Nature and the Undercliff
Some 80 acres of the Estate is found on the Undercliff, a Site of Special Scientific Interest. It is a wonderland of fossils, flora and fauna and for those interested in such things, the best place on the coast to be.
This is the largest and most important landslip area on the British coast, with fine exposures of Lias and Cretaceous rocks, a species-rich naturally-developed ashwood, and a rich grassland and cliff flora. The NNR is some 8 km long, aligned east-west along the South Devon coast. Its interest derives mainly from a massive 1839 landslip, when a large field became detached from the main cliff and moved seaward. Both the chasm and the cliffs, which rise to about 150m in altitude have largely become covered with woodland and scrub.
Because of its isolation, plant and animal communities have developed virtually untouched by man. In particular, a species-rich, ungrazed, coastal ashwood has developed. A continuing series of minor slips has produced an area of varied topography, as well as exposing fresh areas for geological study and for colonisation by wildlife.

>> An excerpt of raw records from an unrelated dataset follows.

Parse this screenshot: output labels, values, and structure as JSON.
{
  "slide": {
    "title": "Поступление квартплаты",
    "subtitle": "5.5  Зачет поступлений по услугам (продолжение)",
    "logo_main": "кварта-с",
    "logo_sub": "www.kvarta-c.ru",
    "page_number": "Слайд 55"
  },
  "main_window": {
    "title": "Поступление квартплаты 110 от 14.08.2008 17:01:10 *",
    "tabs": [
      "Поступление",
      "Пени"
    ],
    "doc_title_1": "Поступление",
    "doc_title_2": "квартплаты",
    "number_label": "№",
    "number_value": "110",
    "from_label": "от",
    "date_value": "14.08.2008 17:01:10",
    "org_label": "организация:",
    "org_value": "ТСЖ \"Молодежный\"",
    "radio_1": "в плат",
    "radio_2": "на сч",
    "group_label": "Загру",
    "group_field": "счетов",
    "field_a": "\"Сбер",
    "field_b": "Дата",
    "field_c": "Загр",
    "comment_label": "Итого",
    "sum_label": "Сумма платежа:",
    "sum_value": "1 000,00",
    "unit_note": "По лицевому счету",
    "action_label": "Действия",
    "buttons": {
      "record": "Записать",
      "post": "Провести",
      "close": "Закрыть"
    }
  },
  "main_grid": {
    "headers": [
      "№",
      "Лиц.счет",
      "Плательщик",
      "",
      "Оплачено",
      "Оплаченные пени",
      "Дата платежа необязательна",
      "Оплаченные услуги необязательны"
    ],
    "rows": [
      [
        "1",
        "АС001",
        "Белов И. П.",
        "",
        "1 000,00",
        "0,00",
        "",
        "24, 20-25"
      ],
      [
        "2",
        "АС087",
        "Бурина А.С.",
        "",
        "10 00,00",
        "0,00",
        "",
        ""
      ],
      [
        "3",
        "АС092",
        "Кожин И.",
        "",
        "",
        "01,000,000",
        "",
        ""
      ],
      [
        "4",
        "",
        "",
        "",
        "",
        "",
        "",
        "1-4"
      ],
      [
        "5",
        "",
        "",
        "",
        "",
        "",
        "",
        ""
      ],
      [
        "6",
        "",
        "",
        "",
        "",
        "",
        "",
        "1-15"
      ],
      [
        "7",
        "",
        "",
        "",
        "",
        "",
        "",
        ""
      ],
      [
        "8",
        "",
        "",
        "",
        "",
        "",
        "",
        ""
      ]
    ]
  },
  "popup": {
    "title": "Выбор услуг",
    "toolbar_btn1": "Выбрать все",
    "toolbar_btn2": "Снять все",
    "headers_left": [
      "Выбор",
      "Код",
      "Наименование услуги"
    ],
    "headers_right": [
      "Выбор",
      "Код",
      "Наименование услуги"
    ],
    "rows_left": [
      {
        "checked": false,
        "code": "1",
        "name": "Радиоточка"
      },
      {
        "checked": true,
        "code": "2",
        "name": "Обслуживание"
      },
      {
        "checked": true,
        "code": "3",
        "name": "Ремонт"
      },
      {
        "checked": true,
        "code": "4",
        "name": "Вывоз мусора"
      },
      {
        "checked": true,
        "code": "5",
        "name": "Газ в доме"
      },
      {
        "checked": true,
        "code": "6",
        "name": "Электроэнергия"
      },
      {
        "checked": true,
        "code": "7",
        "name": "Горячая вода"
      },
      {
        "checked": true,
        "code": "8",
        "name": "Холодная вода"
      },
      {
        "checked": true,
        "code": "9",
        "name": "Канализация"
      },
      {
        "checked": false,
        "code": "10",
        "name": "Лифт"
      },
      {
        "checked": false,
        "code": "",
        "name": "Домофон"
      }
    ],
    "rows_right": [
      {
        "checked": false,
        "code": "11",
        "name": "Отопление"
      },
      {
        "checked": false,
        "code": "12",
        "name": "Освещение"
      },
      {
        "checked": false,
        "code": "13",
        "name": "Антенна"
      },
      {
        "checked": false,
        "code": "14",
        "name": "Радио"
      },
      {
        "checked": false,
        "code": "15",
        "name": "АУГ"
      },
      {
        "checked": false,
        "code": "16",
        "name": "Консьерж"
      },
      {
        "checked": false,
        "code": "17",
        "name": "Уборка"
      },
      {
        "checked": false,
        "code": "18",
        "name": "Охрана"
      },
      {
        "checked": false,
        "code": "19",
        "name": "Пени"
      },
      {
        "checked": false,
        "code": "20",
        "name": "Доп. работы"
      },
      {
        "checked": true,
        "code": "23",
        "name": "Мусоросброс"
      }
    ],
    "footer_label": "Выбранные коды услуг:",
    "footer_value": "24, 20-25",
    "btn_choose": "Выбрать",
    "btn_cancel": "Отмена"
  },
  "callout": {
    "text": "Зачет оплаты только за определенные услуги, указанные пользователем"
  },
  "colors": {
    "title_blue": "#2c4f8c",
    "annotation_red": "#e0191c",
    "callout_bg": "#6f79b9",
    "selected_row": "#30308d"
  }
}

The climate is typically western Atlantic, and the frequent damp mists encourage a profuse and vigorous growth of ferns and climbers.
Woodland flowers and funghi
Primroses, snowdrops, wood spurge and dogs mercury, white flowered wood anemone, ransomes and coltsfoot, yellow celandine and primrose, wood violet, white wood sorrel, bluebells and wild arum and early purple orchids…
The jay, green woodpecker, black and white greater spotted woodpecker, smaller nuthatch and tree creeper, buzzard and raven, pheasant and gull…
Beech, holm oak, English oak, ash, rowan ash, sycamore, common alder, European yew, oak, turkey oak, grey alder, field maple, Scots pine, white cedar, sweet chestnut…
Roosting points for Gulls and Cormorants, Oyster Catchers and Turnstones. Sea Kale and Samphire, rare chalkland plants, early purple orchid, pyramid orchid, milkwort and vipers bugloss…